### Task item
All of the records must be repeated exactly as they read.

### Excerpted records
──────────

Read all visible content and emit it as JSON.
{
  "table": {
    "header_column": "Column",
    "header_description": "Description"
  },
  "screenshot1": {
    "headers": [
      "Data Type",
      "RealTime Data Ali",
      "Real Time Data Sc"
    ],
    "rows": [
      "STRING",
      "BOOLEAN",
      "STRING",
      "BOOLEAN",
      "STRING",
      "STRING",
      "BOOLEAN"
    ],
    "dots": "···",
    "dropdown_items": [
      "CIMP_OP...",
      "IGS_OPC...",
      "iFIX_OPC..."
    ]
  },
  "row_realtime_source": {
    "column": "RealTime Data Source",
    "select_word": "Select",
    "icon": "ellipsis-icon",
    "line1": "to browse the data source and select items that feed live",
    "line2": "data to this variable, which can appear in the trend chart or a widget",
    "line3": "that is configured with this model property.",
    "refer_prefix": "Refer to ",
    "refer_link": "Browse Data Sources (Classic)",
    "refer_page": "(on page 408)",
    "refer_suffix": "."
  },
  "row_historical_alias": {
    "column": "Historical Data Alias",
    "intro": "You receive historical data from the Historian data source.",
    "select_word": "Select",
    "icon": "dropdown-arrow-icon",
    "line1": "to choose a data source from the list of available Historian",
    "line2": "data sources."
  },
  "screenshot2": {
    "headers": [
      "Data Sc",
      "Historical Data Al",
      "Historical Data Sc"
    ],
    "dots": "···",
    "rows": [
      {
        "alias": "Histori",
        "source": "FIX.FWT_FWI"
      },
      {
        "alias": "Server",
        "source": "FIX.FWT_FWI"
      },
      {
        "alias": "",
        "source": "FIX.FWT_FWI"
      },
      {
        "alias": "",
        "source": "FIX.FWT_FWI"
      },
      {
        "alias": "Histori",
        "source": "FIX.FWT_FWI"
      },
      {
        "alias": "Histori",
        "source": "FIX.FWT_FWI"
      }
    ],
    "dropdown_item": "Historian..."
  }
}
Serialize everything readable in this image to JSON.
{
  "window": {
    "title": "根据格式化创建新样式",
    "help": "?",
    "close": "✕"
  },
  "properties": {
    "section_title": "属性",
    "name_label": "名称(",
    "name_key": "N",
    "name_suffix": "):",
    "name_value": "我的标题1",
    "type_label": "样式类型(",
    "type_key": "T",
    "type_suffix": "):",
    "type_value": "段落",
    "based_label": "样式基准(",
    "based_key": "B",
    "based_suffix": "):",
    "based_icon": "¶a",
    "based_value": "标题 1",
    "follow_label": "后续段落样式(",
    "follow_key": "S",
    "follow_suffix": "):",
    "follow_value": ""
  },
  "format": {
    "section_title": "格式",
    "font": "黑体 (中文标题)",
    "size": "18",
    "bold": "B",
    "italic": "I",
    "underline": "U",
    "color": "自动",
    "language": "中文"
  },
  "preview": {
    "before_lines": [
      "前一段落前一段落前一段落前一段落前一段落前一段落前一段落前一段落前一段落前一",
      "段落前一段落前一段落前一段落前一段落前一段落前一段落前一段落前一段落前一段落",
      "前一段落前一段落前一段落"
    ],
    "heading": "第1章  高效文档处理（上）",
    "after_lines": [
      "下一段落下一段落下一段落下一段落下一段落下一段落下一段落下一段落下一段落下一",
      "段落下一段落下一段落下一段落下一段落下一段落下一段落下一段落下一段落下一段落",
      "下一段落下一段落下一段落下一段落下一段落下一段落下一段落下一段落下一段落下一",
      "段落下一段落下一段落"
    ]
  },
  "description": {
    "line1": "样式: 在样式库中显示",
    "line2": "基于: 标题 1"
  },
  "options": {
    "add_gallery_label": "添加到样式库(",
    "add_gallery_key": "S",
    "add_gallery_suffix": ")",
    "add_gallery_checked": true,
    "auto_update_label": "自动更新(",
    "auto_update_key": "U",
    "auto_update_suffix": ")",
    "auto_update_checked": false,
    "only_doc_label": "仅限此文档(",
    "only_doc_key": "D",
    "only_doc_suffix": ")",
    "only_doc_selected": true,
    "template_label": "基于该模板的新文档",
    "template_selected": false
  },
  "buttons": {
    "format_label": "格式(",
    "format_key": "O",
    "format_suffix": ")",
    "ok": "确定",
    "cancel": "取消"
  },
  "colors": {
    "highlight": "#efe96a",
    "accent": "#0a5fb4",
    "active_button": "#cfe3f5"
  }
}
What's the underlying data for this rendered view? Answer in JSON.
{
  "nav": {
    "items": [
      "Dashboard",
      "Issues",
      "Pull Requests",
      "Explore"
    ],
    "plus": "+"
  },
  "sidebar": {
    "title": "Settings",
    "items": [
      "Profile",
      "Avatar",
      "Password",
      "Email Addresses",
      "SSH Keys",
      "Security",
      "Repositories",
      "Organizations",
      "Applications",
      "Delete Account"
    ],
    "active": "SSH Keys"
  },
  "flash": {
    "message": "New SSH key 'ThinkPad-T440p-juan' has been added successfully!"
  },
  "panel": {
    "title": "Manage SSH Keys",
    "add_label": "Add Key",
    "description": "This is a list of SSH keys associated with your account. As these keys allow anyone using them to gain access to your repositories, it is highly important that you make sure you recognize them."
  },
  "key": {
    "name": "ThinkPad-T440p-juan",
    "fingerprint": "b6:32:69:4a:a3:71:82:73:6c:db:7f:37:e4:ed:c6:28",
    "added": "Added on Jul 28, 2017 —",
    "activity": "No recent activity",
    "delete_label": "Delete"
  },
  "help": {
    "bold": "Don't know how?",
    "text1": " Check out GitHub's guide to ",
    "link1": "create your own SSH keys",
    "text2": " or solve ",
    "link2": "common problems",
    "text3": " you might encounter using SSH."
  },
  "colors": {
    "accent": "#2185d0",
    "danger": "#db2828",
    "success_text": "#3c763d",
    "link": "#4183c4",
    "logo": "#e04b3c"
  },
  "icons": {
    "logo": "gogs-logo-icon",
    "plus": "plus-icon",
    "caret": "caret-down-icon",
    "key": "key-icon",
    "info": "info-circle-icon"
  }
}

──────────

### Solution to this problem
Read all visible content and emit it as JSON.
{
  "table": {
    "header_column": "Column",
    "header_description": "Description"
  },
  "screenshot1": {
    "headers": [
      "Data Type",
      "RealTime Data Ali",
      "Real Time Data Sc"
    ],
    "rows": [
      "STRING",
      "BOOLEAN",
      "STRING",
      "BOOLEAN",
      "STRING",
      "STRING",
      "BOOLEAN"
    ],
    "dots": "···",
    "dropdown_items": [
      "CIMP_OP...",
      "IGS_OPC...",
      "iFIX_OPC..."
    ]
  },
  "row_realtime_source": {
    "column": "RealTime Data Source",
    "select_word": "Select",
    "icon": "ellipsis-icon",
    "line1": "to browse the data source and select items that feed live",
    "line2": "data to this variable, which can appear in the trend chart or a widget",
    "line3": "that is configured with this model property.",
    "refer_prefix": "Refer to ",
    "refer_link": "Browse Data Sources (Classic)",
    "refer_page": "(on page 408)",
    "refer_suffix": "."
  },
  "row_historical_alias": {
    "column": "Historical Data Alias",
    "intro": "You receive historical data from the Historian data source.",
    "select_word": "Select",
    "icon": "dropdown-arrow-icon",
    "line1": "to choose a data source from the list of available Historian",
    "line2": "data sources."
  },
  "screenshot2": {
    "headers": [
      "Data Sc",
      "Historical Data Al",
      "Historical Data Sc"
    ],
    "dots": "···",
    "rows": [
      {
        "alias": "Histori",
        "source": "FIX.FWT_FWI"
      },
      {
        "alias": "Server",
        "source": "FIX.FWT_FWI"
      },
      {
        "alias": "",
        "source": "FIX.FWT_FWI"
      },
      {
        "alias": "",
        "source": "FIX.FWT_FWI"
      },
      {
        "alias": "Histori",
        "source": "FIX.FWT_FWI"
      },
      {
        "alias": "Histori",
        "source": "FIX.FWT_FWI"
      }
    ],
    "dropdown_item": "Historian..."
  }
}
Serialize everything readable in this image to JSON.
{
  "window": {
    "title": "根据格式化创建新样式",
    "help": "?",
    "close": "✕"
  },
  "properties": {
    "section_title": "属性",
    "name_label": "名称(",
    "name_key": "N",
    "name_suffix": "):",
    "name_value": "我的标题1",
    "type_label": "样式类型(",
    "type_key": "T",
    "type_suffix": "):",
    "type_value": "段落",
    "based_label": "样式基准(",
    "based_key": "B",
    "based_suffix": "):",
    "based_icon": "¶a",
    "based_value": "标题 1",
    "follow_label": "后续段落样式(",
    "follow_key": "S",
    "follow_suffix": "):",
    "follow_value": ""
  },
  "format": {
    "section_title": "格式",
    "font": "黑体 (中文标题)",
    "size": "18",
    "bold": "B",
    "italic": "I",
    "underline": "U",
    "color": "自动",
    "language": "中文"
  },
  "preview": {
    "before_lines": [
      "前一段落前一段落前一段落前一段落前一段落前一段落前一段落前一段落前一段落前一",
      "段落前一段落前一段落前一段落前一段落前一段落前一段落前一段落前一段落前一段落",
      "前一段落前一段落前一段落"
    ],
    "heading": "第1章  高效文档处理（上）",
    "after_lines": [
      "下一段落下一段落下一段落下一段落下一段落下一段落下一段落下一段落下一段落下一",
      "段落下一段落下一段落下一段落下一段落下一段落下一段落下一段落下一段落下一段落",
      "下一段落下一段落下一段落下一段落下一段落下一段落下一段落下一段落下一段落下一",
      "段落下一段落下一段落"
    ]
  },
  "description": {
    "line1": "样式: 在样式库中显示",
    "line2": "基于: 标题 1"
  },
  "options": {
    "add_gallery_label": "添加到样式库(",
    "add_gallery_key": "S",
    "add_gallery_suffix": ")",
    "add_gallery_checked": true,
    "auto_update_label": "自动更新(",
    "auto_update_key": "U",
    "auto_update_suffix": ")",
    "auto_update_checked": false,
    "only_doc_label": "仅限此文档(",
    "only_doc_key": "D",
    "only_doc_suffix": ")",
    "only_doc_selected": true,
    "template_label": "基于该模板的新文档",
    "template_selected": false
  },
  "buttons": {
    "format_label": "格式(",
    "format_key": "O",
    "format_suffix": ")",
    "ok": "确定",
    "cancel": "取消"
  },
  "colors": {
    "highlight": "#efe96a",
    "accent": "#0a5fb4",
    "active_button": "#cfe3f5"
  }
}
What's the underlying data for this rendered view? Answer in JSON.
{
  "nav": {
    "items": [
      "Dashboard",
      "Issues",
      "Pull Requests",
      "Explore"
    ],
    "plus": "+"
  },
  "sidebar": {
    "title": "Settings",
    "items": [
      "Profile",
      "Avatar",
      "Password",
      "Email Addresses",
      "SSH Keys",
      "Security",
      "Repositories",
      "Organizations",
      "Applications",
      "Delete Account"
    ],
    "active": "SSH Keys"
  },
  "flash": {
    "message": "New SSH key 'ThinkPad-T440p-juan' has been added successfully!"
  },
  "panel": {
    "title": "Manage SSH Keys",
    "add_label": "Add Key",
    "description": "This is a list of SSH keys associated with your account. As these keys allow anyone using them to gain access to your repositories, it is highly important that you make sure you recognize them."
  },
  "key": {
    "name": "ThinkPad-T440p-juan",
    "fingerprint": "b6:32:69:4a:a3:71:82:73:6c:db:7f:37:e4:ed:c6:28",
    "added": "Added on Jul 28, 2017 —",
    "activity": "No recent activity",
    "delete_label": "Delete"
  },
  "help": {
    "bold": "Don't know how?",
    "text1": " Check out GitHub's guide to ",
    "link1": "create your own SSH keys",
    "text2": " or solve ",
    "link2": "common problems",
    "text3": " you might encounter using SSH."
  },
  "colors": {
    "accent": "#2185d0",
    "danger": "#db2828",
    "success_text": "#3c763d",
    "link": "#4183c4",
    "logo": "#e04b3c"
  },
  "icons": {
    "logo": "gogs-logo-icon",
    "plus": "plus-icon",
    "caret": "caret-down-icon",
    "key": "key-icon",
    "info": "info-circle-icon"
  }
}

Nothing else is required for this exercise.